**What this task involves**
This exercise calls for every record to be set down exactly.

Stored items:
# # # # #

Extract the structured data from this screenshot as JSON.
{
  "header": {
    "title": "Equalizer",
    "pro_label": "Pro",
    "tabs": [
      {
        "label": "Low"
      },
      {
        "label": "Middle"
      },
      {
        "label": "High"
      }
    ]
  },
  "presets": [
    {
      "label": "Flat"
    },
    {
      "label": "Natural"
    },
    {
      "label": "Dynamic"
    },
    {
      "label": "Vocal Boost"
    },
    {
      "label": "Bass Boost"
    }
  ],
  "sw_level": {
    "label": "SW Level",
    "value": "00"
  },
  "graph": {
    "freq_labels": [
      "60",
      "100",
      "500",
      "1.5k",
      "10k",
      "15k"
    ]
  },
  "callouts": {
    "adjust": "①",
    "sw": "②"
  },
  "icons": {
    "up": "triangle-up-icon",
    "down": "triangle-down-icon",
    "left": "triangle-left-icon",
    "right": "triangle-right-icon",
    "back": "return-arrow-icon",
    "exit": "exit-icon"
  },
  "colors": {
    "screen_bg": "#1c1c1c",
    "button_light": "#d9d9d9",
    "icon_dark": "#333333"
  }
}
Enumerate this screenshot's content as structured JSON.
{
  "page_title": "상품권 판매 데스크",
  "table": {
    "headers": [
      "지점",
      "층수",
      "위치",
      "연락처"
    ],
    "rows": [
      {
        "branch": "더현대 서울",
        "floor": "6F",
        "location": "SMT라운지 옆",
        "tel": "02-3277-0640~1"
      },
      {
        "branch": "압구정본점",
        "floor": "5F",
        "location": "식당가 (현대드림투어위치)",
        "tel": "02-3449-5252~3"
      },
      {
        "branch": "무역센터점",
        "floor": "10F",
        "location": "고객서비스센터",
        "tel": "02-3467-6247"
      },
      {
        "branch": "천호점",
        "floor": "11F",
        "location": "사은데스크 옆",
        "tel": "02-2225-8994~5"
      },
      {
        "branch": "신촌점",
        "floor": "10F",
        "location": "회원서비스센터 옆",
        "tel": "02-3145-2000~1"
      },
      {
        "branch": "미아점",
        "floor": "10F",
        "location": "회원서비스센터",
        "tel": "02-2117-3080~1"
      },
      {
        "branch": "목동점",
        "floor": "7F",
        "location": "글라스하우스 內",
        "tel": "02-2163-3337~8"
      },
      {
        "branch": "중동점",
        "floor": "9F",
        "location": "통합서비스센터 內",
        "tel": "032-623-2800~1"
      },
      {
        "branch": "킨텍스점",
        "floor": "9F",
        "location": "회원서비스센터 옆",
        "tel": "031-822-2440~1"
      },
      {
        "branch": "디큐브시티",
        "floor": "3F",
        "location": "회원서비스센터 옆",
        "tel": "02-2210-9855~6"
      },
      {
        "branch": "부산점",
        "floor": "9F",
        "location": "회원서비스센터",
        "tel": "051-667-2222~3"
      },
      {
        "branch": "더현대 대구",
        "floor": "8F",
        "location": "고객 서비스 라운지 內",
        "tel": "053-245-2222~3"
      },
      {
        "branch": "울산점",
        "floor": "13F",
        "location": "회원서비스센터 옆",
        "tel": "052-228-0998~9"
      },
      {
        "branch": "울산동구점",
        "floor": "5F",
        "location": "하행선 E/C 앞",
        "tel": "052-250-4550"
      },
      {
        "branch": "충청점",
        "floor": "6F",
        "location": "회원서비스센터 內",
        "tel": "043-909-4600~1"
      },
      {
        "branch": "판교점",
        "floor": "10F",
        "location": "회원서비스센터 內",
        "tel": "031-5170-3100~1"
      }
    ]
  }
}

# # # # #

**Answer section**
Extract the structured data from this screenshot as JSON.
{
  "header": {
    "title": "Equalizer",
    "pro_label": "Pro",
    "tabs": [
      {
        "label": "Low"
      },
      {
        "label": "Middle"
      },
      {
        "label": "High"
      }
    ]
  },
  "presets": [
    {
      "label": "Flat"
    },
    {
      "label": "Natural"
    },
    {
      "label": "Dynamic"
    },
    {
      "label": "Vocal Boost"
    },
    {
      "label": "Bass Boost"
    }
  ],
  "sw_level": {
    "label": "SW Level",
    "value": "00"
  },
  "graph": {
    "freq_labels": [
      "60",
      "100",
      "500",
      "1.5k",
      "10k",
      "15k"
    ]
  },
  "callouts": {
    "adjust": "①",
    "sw": "②"
  },
  "icons": {
    "up": "triangle-up-icon",
    "down": "triangle-down-icon",
    "left": "triangle-left-icon",
    "right": "triangle-right-icon",
    "back": "return-arrow-icon",
    "exit": "exit-icon"
  },
  "colors": {
    "screen_bg": "#1c1c1c",
    "button_light": "#d9d9d9",
    "icon_dark": "#333333"
  }
}
Enumerate this screenshot's content as structured JSON.
{
  "page_title": "상품권 판매 데스크",
  "table": {
    "headers": [
      "지점",
      "층수",
      "위치",
      "연락처"
    ],
    "rows": [
      {
        "branch": "더현대 서울",
        "floor": "6F",
        "location": "SMT라운지 옆",
        "tel": "02-3277-0640~1"
      },
      {
        "branch": "압구정본점",
        "floor": "5F",
        "location": "식당가 (현대드림투어위치)",
        "tel": "02-3449-5252~3"
      },
      {
        "branch": "무역센터점",
        "floor": "10F",
        "location": "고객서비스센터",
        "tel": "02-3467-6247"
      },
      {
        "branch": "천호점",
        "floor": "11F",
        "location": "사은데스크 옆",
        "tel": "02-2225-8994~5"
      },
      {
        "branch": "신촌점",
        "floor": "10F",
        "location": "회원서비스센터 옆",
        "tel": "02-3145-2000~1"
      },
      {
        "branch": "미아점",
        "floor": "10F",
        "location": "회원서비스센터",
        "tel": "02-2117-3080~1"
      },
      {
        "branch": "목동점",
        "floor": "7F",
        "location": "글라스하우스 內",
        "tel": "02-2163-3337~8"
      },
      {
        "branch": "중동점",
        "floor": "9F",
        "location": "통합서비스센터 內",
        "tel": "032-623-2800~1"
      },
      {
        "branch": "킨텍스점",
        "floor": "9F",
        "location": "회원서비스센터 옆",
        "tel": "031-822-2440~1"
      },
      {
        "branch": "디큐브시티",
        "floor": "3F",
        "location": "회원서비스센터 옆",
        "tel": "02-2210-9855~6"
      },
      {
        "branch": "부산점",
        "floor": "9F",
        "location": "회원서비스센터",
        "tel": "051-667-2222~3"
      },
      {
        "branch": "더현대 대구",
        "floor": "8F",
        "location": "고객 서비스 라운지 內",
        "tel": "053-245-2222~3"
      },
      {
        "branch": "울산점",
        "floor": "13F",
        "location": "회원서비스센터 옆",
        "tel": "052-228-0998~9"
      },
      {
        "branch": "울산동구점",
        "floor": "5F",
        "location": "하행선 E/C 앞",
        "tel": "052-250-4550"
      },
      {
        "branch": "충청점",
        "floor": "6F",
        "location": "회원서비스센터 內",
        "tel": "043-909-4600~1"
      },
      {
        "branch": "판교점",
        "floor": "10F",
        "location": "회원서비스센터 內",
        "tel": "031-5170-3100~1"
      }
    ]
  }
}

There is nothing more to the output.